The Ravens have assembled perhaps the most talented secondary in the league and with the addition of Earl Thomas, the comparisons between Baltimore’s cornerback and secondary corps and the iconic “Legion of Boom” are bound to begin.
Thomas was the driving force in the Seahawks secondary for several years. Alongside Kam Chancellor, Richard Sherman, and Brandon Browner, among others, Thomas and Seattle’s defensive backfield routinely dominated opposing offenses. Playing against the Seahawks was, more often than not, a dreadful experience, especially on the road.
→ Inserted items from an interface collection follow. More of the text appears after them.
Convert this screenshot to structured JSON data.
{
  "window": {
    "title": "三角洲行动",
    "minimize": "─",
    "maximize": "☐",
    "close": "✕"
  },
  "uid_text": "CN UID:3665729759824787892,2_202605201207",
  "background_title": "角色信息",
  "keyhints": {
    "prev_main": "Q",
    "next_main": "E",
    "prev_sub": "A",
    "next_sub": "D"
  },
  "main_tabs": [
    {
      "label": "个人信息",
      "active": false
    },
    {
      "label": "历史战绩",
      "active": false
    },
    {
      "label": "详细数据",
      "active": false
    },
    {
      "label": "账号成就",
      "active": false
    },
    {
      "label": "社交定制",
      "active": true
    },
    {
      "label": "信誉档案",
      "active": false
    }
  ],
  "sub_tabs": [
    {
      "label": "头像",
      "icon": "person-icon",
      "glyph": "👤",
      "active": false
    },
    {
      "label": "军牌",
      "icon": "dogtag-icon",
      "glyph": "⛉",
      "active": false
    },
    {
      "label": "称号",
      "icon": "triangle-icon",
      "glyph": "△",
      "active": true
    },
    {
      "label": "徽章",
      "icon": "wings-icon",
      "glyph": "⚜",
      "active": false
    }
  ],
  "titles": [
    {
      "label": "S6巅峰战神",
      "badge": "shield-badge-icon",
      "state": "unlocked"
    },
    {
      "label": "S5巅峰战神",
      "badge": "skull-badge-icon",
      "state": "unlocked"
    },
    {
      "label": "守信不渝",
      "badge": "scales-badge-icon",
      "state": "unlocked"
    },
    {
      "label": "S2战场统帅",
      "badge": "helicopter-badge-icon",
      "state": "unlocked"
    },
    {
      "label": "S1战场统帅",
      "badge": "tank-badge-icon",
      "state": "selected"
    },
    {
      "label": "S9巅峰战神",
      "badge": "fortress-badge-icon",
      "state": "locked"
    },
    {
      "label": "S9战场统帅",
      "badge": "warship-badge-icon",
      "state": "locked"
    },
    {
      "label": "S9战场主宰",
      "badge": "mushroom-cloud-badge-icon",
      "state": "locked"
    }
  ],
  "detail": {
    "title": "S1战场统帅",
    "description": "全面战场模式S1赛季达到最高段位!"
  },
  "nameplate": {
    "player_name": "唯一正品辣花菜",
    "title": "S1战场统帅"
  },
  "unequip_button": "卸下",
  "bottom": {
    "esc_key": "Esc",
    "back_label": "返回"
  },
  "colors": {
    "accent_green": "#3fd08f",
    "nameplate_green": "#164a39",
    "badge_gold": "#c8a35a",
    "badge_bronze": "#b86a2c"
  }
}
The iconic LOB group eventually ran their course and fizzled out, but it was an impressive run nonetheless. Now, Thomas could be the final piece in what may be the second coming of the “Legion of Boom”, expect this time, it resides in Baltimore.
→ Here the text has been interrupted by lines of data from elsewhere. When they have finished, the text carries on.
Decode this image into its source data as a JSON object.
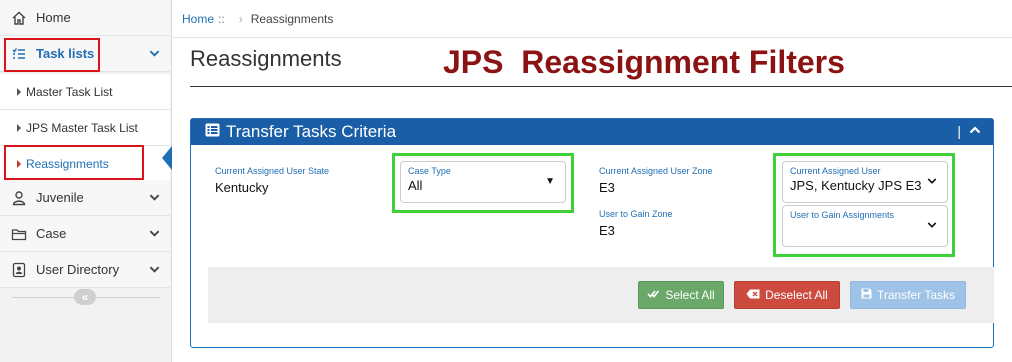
{
  "sidebar": {
    "home": {
      "label": "Home",
      "icon": "home-icon"
    },
    "task_lists": {
      "label": "Task lists",
      "icon": "list-icon"
    },
    "sub_items": [
      {
        "label": "Master Task List"
      },
      {
        "label": "JPS Master Task List"
      },
      {
        "label": "Reassignments"
      }
    ],
    "juvenile": {
      "label": "Juvenile",
      "icon": "user-icon"
    },
    "case": {
      "label": "Case",
      "icon": "folder-icon"
    },
    "user_directory": {
      "label": "User Directory",
      "icon": "contact-book-icon"
    },
    "collapse_glyph": "«"
  },
  "breadcrumb": {
    "home": "Home",
    "sep": "::",
    "arrow": "›",
    "current": "Reassignments"
  },
  "page": {
    "title": "Reassignments",
    "annotation": "JPS  Reassignment Filters"
  },
  "panel": {
    "title": "Transfer Tasks Criteria",
    "ctrl_sep": "|",
    "ctrl_up": "⌃"
  },
  "filters": {
    "current_user_state": {
      "label": "Current Assigned User State",
      "value": "Kentucky"
    },
    "case_type": {
      "label": "Case Type",
      "value": "All"
    },
    "current_user_zone": {
      "label": "Current Assigned User Zone",
      "value": "E3"
    },
    "gain_zone": {
      "label": "User to Gain Zone",
      "value": "E3"
    },
    "current_user": {
      "label": "Current Assigned User",
      "value": "JPS, Kentucky JPS E3"
    },
    "gain_user": {
      "label": "User to Gain Assignments",
      "value": ""
    }
  },
  "buttons": {
    "select_all": "Select All",
    "deselect_all": "Deselect All",
    "transfer": "Transfer Tasks"
  },
  "colors": {
    "accent": "#1f6fb5",
    "panel_header": "#1a5ea8",
    "annotation": "#8b1313",
    "highlight_red": "#d9141b",
    "highlight_green": "#3fd13a",
    "btn_green": "#6aa96a",
    "btn_red": "#cd4b3e",
    "btn_blue_disabled": "#9ec3e6"
  }
}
The similarities between the two secondaries are striking. Obviously, there’s the common denominator here of Thomas. Even though he’s older now than he was during the LOB era and is coming off a significant injury, Thomas is still a top-notch free safety and possesses the same skills he did several years ago.
Thomas is set to pair up with Tony Jefferson and as was the case with Kam Chancellor, the two could prove to be a dynamic safety duo. Jefferson has yet to prove he can perform on the level of Chancellor, who was a perennial All-Pro and Pro Bowl safety in his prime. Still, they both play strong safety and like Chancellor, Jefferson is a hard-hitting player who thrives near the line of scrimmage and in the box.
Where the Ravens may have the advantage at the safety position, however, is depth. Baltimore might have two starting-caliber safeties behind Thomas and Jefferson: DeShon Elliott and Anthony Levine Sr. Elliott is an uber-talented, rising sophomore whose been turning heads in OTA’s and minicamp, while Levine has been an extremely valuable rotational piece for the Ravens in recent years a hybrid player.
At cornerback, there’s no denying the prominence of the LOB’s four-headed monster: Sherman, Browner, Maxwell, and Thurmond. In his prime, Sherman was probably the league’s best cover corner and the combination of the other three guys made Seattle’s defense nearly impossible to throw on. Sherman was so good that opposing quarterbacks would purposefully ignore whatever side of the field he was on.
The Ravens don’t have a cornerback of his caliber, at least not yet. The most viable candidate would be rising star Marlon Humphrey, who performed at a Pro Bowl level in his sophomore season despite not receiving deserving national recognition. Humphrey could every well ascend to an elite level next year and he’s only 22 years old.
Jimmy Smith and Brandon Carr are past their primes but are still plenty capable of performing at a high level. Carr has never missed a start in his 11-year career and is about as steady as they come at the position. He won’t blow anyone away but is productive and consistent. Smith’s injury history ultimately hampered his success but when’s on his game, he’s always been capable of borderline-elite play.
Elsewhere, the Ravens have one of the better slot corners in the league in Tavon Young, whom they signed to a three-year contract extension earlier this offseason. Young is technically only entering his third career season considering he missed his entire sophomore campaign with an injury. Like Humphrey, he too can take his game to another level.
The Ravens have more depth than the Seahawks did at cornerback, too. If any of Baltimore’s starters were to go down with injury, they’d several suitable replacements to choose from. Between Anthony Averett, Iman “Biggie” Marshall, and Maurice Canady, the Ravens have several versatile backups with high upside.
In all likelihood, Smith and/or Carr will no longer be on the team in the next 2-3 years. It’s unfortunate but a reality given each player’s age and contract status. If either of them depart or retire, or both of them, the Ravens have guys who can step up and fill roles as potential long-term starters.
Overall, the Ravens secondary has a lot to prove before reaching a status similar to that of the infamous “Legion of Boom”. The Seahawks fearsome group left a long-lasting legacy and will go down as one of the best collection of safeties and cornerbacks of all time.
On paper, the Ravens talent and depth matches up well to Seattle’s guys, but “on paper” and actual on-field production are two different things. However, the Ravens secondary was already stout last season and the addition of Thomas should take the group to another level.
If things fall into place accordingly, they could be nothing short of dominant. The only thing that Baltimore’s secondary is missing is a nickname. Feel free to leave suggestions in the comment section.